TASK OBJECTIVE — Print the records below exactly, omitting all pictures.

EXERCISE INPUTS —
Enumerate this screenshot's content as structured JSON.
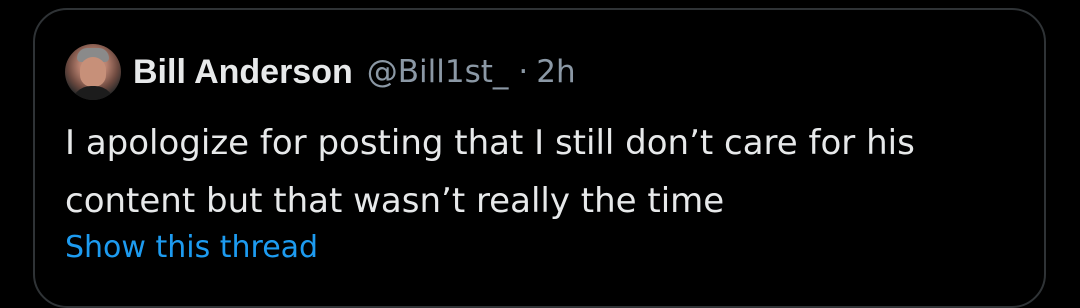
{
  "quoted_post": {
    "author": {
      "name": "Bill Anderson",
      "handle": "@Bill1st_",
      "avatar_icon": "user-avatar"
    },
    "separator": "·",
    "time": "2h",
    "text": "I apologize for posting that I still don’t care for his content but that wasn’t really the time",
    "show_thread_label": "Show this thread",
    "colors": {
      "background": "#000000",
      "border": "#2f3336",
      "primary_text": "#e7e9ea",
      "secondary_text": "#8b98a5",
      "link": "#1d9bf0"
    }
  }
}
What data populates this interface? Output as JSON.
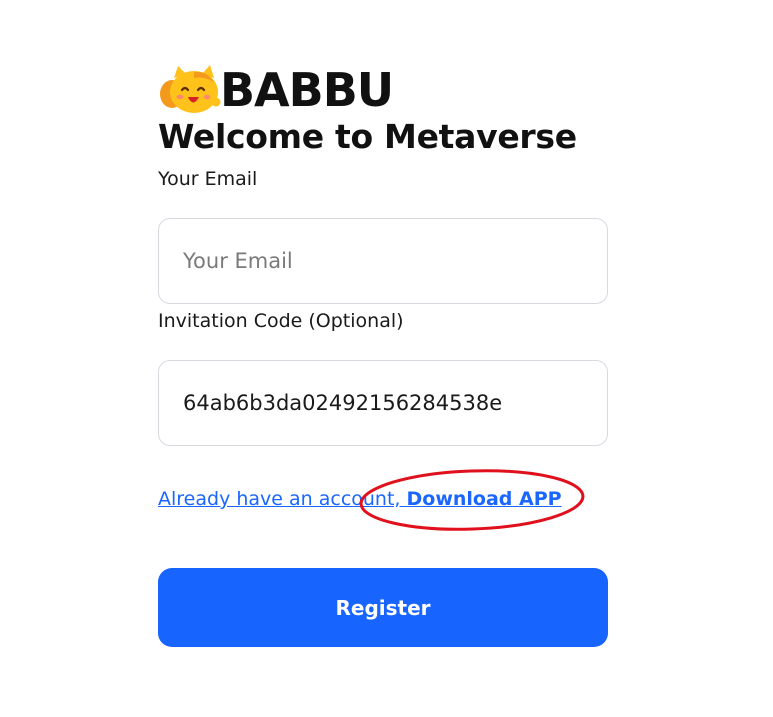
{
  "brand": {
    "name": "BABBU",
    "mascot_icon": "cat-mascot-icon"
  },
  "page": {
    "title": "Welcome to Metaverse"
  },
  "form": {
    "email": {
      "label": "Your Email",
      "placeholder": "Your Email",
      "value": ""
    },
    "invitation": {
      "label": "Invitation Code (Optional)",
      "value": "64ab6b3da02492156284538e"
    },
    "login_link": {
      "prefix": "Already have an account, ",
      "action": "Download APP"
    },
    "register_label": "Register"
  },
  "colors": {
    "accent": "#1764ff",
    "link": "#1a66ff",
    "annotation": "#e0101c"
  }
}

SOLUTION —
Enumerate this screenshot's content as structured JSON.
{
  "quoted_post": {
    "author": {
      "name": "Bill Anderson",
      "handle": "@Bill1st_",
      "avatar_icon": "user-avatar"
    },
    "separator": "·",
    "time": "2h",
    "text": "I apologize for posting that I still don’t care for his content but that wasn’t really the time",
    "show_thread_label": "Show this thread",
    "colors": {
      "background": "#000000",
      "border": "#2f3336",
      "primary_text": "#e7e9ea",
      "secondary_text": "#8b98a5",
      "link": "#1d9bf0"
    }
  }
}
What data populates this interface? Output as JSON.
{
  "brand": {
    "name": "BABBU",
    "mascot_icon": "cat-mascot-icon"
  },
  "page": {
    "title": "Welcome to Metaverse"
  },
  "form": {
    "email": {
      "label": "Your Email",
      "placeholder": "Your Email",
      "value": ""
    },
    "invitation": {
      "label": "Invitation Code (Optional)",
      "value": "64ab6b3da02492156284538e"
    },
    "login_link": {
      "prefix": "Already have an account, ",
      "action": "Download APP"
    },
    "register_label": "Register"
  },
  "colors": {
    "accent": "#1764ff",
    "link": "#1a66ff",
    "annotation": "#e0101c"
  }
}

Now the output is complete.